Ready to start your job search and gain more insight into acing your next interview? Join Solomon Page’s Talent Network and let us find you the BEST opportunities!

27 Highly Successful People Share the Best Career Advice for New Grads

Filed under: Best Advice, Career Advice, Millennials, Success

If clichés like “Follow your passion,” “Give 110%,” and “Be true to yourself” just aren’t cutting it for you, then we’ve got some fresh takes on how to get a head start on your career.

From “Don’t work too hard” to “Relax,” here’s some of the best — and often unconventional — advice for you from some really successful people:

Richard Branson: Never look back in regret — move on to the next thing

Richard Branson’s mother taught him that.

“The amount of time people waste dwelling on failures, rather than putting that energy into another project, always amazes me,” the Virgin Group founder and chairman told The Good Entrepreneur. “I have fun running ALL the Virgin businesses — so a setback is never a bad experience, just a learning curve.”

Click here to read the rest on Business Insider >>

Your Comfort Zone Is Killing Your Success

Filed under: Best Advice, Insights, Success, Your Career

Applying for jobs just out of college or grad school, comfort may have seemed like the ultimate goal: to find the perfect job that was a natural fit and have a long, fulfilling career there.

Forget all of that: comfort is the enemy. If things are easy, it’s time to shake up your career.

Remember when you were young, and you first attempted to write a bicycle? Were you scared at first? Absolutely. Was the end result worth it? I’m betting it was.

Hopping into a new job or career path is indeed a lot like that first ride on a bike: a heart-pumping, adrenaline-inducing risk– and the payoffs can be as meaningful as the life-changing freedom of mastering two wheels.

Getting out of your comfort zone is a must if you want to achieve extraordinary success. I like to think of it as a shift into your “strength zone”: identify, highlight and hone in on what makes you unique and lean into it so you stand out.

Click here to read the rest on Entrepreneur >> 

10 Tips For Adding Value By Showing Initiative

Filed under: Best Advice, Career Advice, Quick Tips, Your Career

In these tough times, it is absolutely critical you continue to demonstrate your value to your employer, clients, and colleagues on a daily basis. Adding value is THE buzzword for “safe-guarding” your career and propelling yourself to the top of your profession.

Showing initiative is a must-do in demonstrating your value at work. Initiative correlates strongly with personal achievement and professional development. It is the act of taking personal responsibility for your growth, and it is a clear sign of your capacity to develop as a leader.

So, what are you waiting for? Take action today; don’t wait to be asked – be proactive. Consider the following ideas for lighting the fire of initiative in your daily work life:

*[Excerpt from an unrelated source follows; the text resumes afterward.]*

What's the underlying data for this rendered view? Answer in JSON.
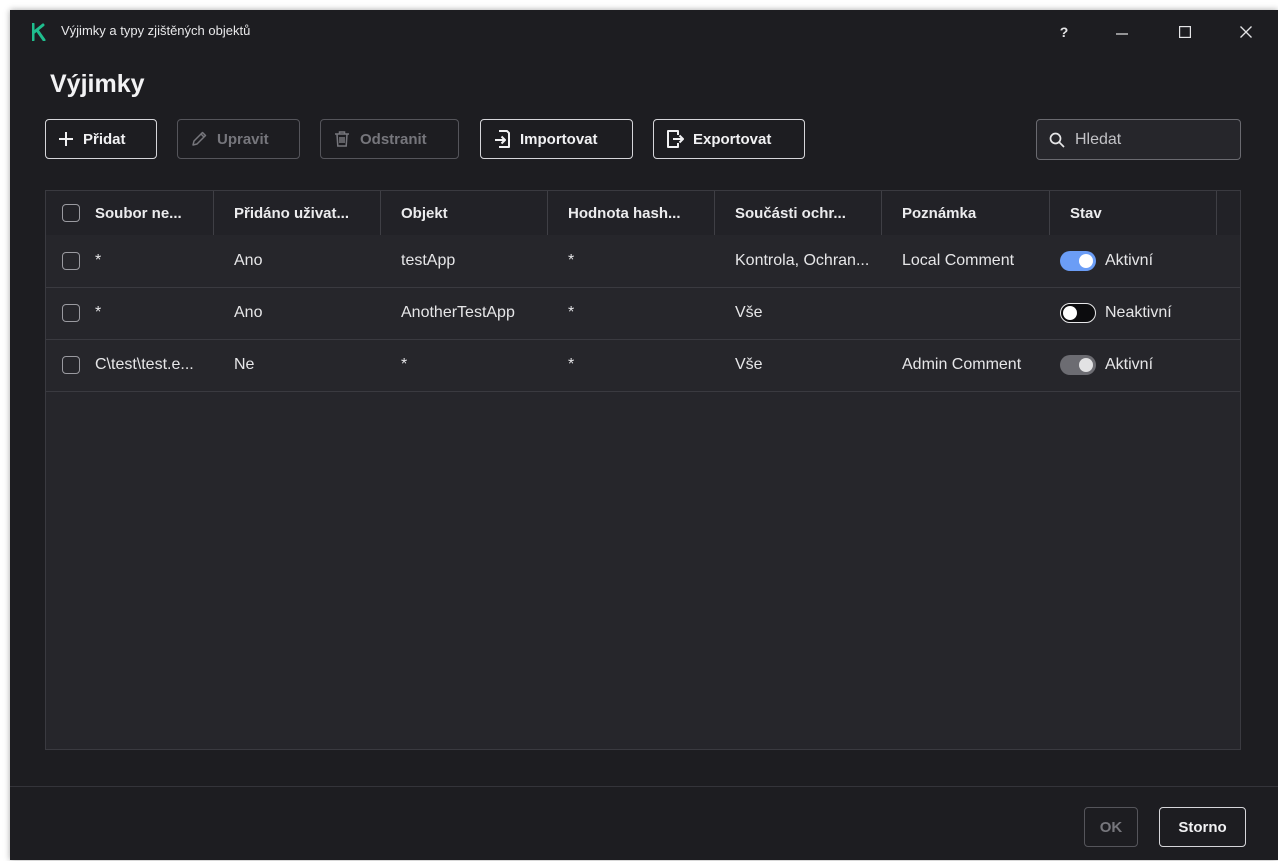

  • Always be alert for ways to make something work better. Make the suggestion.Volunteer to take ownership for getting it done.
  • Take it upon yourself be the first to adopt and implement the newest company policy.

Click here to read the rest on Careerealism >>